AMERICA’s elder statesman of finance, Alan Greenspan, has shaken the White House by declaring that the prime motive for the war in Iraq was oil.
In his long-awaited memoir, to be published tomorrow, Greenspan, a Republican whose 18-year tenure as head of the US Federal Reserve was widely admired, will also deliver a stinging critique of President George W Bush’s economic policies. However, it is his view on the motive for the 2003 Iraq invasion that is likely to provoke the most controversy. “I am saddened that it is politically inconvenient to acknowledge what everyone knows: the Iraq war is largely about oil,” he says
. Shocking, if true. However, that's not all Greenspan said nor does the quote accurately reflect what the former Fed chairman was trying to get across:
Alan Greenspan, the former Federal Reserve chairman, said in an interview that the removal of Saddam Hussein had been "essential" to secure world oil supplies, a point he emphasized to the White House in private conversations before the 2003 invasion of Iraq.

Greenspan, who was the country's top voice on monetary policy at the time Bush decided to go to war in Iraq, has refrained from extensive public comment on it until now, but he made the striking comment in a new memoir out today that "the Iraq War is largely about oil."

In the interview, he clarified that sentence in his 531-page book, saying that while securing global oil supplies was "not the administration's motive," he had presented the White House with the case for why removing Hussein was important for the global economy.

"I was not saying that that's the administration's motive," Greenspan said in an interview Saturday, "I'm just saying that if somebody asked me, 'Are we fortunate in taking out Saddam?' I would say it was essential."
That's a huge difference. Unfortunately, the truth is having a hard time catching up to the lie so that most people who have read or heard of Greenspan's book, probably think he is accusing the Administration of going to war in order to secure oil supplies.

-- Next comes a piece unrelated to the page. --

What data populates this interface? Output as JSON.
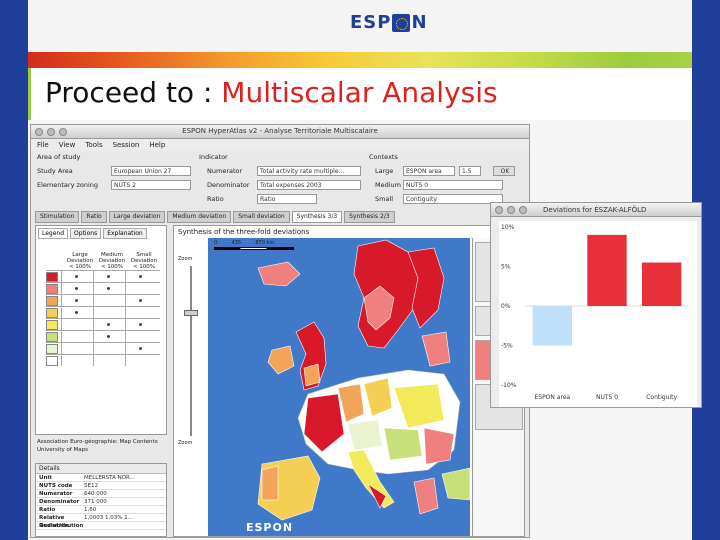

We aren't at that point yet, not by a long shot. But in the lead up to the war, Bush repeatedly made the point that Saddam's covetousness of neighbors like Kuwait and Saudi Arabia made his removal important to our national security. Having an avowed enemy in control of the bulk of the world's oil supply would have been unacceptable.

No doubt access to oil in the Middle East will continue to play a large part in our security calculations, as well it should. Only the ill-informed would posit the notion that we should be unconcerned about who controls the flow of oil in the Middle East. It is as important to us as food is to many countries. For that reason, "no blood for oil" may be the most ridiculous slogan ever uttered by the left.

Hat Tip: Ed Lasky